▸ What you will do: Filter the records for lines holding the string "this".

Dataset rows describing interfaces
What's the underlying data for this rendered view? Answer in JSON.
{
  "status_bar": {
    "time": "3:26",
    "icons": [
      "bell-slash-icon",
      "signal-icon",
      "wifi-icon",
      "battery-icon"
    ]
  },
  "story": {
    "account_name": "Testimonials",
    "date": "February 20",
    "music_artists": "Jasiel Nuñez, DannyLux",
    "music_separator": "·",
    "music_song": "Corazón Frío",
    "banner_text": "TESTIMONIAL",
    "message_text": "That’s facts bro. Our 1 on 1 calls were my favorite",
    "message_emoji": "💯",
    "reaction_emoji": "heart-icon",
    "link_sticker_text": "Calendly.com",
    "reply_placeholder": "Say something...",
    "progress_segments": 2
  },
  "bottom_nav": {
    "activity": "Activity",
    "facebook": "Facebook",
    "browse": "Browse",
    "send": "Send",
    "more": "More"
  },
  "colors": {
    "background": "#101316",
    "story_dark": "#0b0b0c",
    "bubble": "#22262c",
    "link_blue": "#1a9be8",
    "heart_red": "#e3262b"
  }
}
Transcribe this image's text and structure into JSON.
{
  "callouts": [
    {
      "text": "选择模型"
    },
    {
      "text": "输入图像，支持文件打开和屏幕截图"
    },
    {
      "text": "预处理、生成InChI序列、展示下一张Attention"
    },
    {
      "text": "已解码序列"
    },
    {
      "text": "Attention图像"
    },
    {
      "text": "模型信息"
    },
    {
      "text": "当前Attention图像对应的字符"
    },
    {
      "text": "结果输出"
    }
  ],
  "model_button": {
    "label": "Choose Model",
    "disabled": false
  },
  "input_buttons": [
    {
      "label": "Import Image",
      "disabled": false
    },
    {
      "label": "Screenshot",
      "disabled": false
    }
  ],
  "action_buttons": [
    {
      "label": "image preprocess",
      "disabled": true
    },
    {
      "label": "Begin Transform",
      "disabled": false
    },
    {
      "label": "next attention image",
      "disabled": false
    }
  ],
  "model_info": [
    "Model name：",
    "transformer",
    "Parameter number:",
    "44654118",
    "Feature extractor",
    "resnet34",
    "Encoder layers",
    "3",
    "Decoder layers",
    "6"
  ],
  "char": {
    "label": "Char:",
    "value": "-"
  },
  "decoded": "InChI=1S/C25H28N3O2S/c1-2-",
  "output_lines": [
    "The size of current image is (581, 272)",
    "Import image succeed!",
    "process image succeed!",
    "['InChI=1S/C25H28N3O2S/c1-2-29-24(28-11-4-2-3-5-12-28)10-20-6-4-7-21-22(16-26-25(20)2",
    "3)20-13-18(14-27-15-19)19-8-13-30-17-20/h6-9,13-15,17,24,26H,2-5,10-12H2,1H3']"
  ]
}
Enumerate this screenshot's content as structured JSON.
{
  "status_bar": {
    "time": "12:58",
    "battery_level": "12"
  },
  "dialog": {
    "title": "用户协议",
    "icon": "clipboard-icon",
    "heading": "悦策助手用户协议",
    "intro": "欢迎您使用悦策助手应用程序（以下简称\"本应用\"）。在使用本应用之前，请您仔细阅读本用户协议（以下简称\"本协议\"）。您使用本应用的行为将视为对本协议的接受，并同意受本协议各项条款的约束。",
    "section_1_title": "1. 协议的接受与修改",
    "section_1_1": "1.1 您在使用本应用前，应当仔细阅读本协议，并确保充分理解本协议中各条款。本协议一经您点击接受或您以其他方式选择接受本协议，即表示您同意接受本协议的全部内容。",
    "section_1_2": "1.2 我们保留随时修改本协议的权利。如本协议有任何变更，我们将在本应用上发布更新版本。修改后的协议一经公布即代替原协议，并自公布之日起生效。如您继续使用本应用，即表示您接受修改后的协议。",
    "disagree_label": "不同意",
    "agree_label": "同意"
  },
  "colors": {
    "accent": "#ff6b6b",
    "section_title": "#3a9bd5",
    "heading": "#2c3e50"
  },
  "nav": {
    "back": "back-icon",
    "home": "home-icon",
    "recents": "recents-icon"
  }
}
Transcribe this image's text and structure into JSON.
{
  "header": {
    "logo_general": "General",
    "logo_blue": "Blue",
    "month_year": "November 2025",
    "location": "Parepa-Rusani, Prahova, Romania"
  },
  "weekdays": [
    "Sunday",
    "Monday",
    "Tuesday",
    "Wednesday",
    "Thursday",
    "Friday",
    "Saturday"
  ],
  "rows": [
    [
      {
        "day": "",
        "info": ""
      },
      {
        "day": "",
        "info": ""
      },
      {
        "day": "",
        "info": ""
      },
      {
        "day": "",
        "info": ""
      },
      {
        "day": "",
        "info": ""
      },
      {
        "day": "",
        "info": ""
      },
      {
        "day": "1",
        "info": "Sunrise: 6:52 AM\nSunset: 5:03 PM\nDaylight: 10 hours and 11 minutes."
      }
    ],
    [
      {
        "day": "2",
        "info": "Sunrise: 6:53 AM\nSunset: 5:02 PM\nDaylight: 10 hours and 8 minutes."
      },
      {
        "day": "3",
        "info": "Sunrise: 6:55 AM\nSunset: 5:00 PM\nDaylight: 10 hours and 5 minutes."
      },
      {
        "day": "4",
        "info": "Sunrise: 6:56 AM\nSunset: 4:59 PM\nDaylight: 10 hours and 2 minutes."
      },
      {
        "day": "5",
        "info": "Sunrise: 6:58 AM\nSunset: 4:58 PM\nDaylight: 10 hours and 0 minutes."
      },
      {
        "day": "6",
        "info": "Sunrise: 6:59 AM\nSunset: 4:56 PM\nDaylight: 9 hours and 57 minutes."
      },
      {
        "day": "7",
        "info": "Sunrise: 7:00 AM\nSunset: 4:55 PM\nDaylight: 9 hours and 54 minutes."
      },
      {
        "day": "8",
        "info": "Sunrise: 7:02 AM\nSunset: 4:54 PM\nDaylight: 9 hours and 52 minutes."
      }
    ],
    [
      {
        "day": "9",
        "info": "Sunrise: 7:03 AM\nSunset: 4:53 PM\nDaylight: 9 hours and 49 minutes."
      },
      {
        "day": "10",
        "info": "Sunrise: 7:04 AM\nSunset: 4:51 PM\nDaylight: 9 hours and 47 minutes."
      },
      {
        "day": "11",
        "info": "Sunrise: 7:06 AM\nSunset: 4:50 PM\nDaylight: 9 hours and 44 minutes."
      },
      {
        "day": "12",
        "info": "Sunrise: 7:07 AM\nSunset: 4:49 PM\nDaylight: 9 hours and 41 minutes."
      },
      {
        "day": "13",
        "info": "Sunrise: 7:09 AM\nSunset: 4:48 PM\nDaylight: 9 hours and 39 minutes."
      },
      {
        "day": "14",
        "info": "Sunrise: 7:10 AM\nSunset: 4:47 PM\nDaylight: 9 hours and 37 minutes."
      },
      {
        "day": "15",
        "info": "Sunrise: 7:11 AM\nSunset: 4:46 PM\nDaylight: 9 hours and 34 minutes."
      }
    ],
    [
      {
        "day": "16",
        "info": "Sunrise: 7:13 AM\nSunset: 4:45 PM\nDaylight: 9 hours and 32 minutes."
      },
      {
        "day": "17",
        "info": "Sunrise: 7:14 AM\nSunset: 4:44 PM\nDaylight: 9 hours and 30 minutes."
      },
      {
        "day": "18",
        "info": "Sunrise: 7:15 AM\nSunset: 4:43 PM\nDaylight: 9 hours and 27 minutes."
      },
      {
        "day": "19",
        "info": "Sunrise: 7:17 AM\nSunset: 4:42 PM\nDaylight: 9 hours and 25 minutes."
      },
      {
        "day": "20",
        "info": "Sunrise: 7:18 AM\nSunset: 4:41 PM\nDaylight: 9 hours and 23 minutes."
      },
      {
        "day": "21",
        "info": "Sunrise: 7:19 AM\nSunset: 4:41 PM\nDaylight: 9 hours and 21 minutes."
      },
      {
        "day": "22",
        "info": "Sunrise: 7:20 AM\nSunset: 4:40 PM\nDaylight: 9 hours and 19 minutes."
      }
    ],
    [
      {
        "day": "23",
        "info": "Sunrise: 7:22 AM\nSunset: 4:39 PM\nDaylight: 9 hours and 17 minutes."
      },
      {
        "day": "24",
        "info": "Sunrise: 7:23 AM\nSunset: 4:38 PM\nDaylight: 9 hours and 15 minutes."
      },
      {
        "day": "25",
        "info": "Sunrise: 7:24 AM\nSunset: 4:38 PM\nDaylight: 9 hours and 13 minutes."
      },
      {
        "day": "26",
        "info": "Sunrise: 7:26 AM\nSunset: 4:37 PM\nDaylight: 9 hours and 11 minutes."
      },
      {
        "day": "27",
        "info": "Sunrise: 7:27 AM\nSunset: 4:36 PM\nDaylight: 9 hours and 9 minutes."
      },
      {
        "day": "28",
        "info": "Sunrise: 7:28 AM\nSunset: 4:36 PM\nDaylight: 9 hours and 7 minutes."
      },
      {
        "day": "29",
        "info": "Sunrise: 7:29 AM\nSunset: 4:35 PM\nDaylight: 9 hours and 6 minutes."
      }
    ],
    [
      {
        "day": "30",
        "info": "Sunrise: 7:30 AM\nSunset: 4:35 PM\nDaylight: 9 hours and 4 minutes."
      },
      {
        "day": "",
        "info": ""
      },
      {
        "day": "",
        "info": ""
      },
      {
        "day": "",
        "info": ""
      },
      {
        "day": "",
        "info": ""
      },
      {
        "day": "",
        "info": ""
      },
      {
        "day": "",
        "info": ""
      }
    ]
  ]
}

▸ Solution to the problem:
What's the underlying data for this rendered view? Answer in JSON.
Transcribe this image's text and structure into JSON.
Enumerate this screenshot's content as structured JSON.
Transcribe this image's text and structure into JSON.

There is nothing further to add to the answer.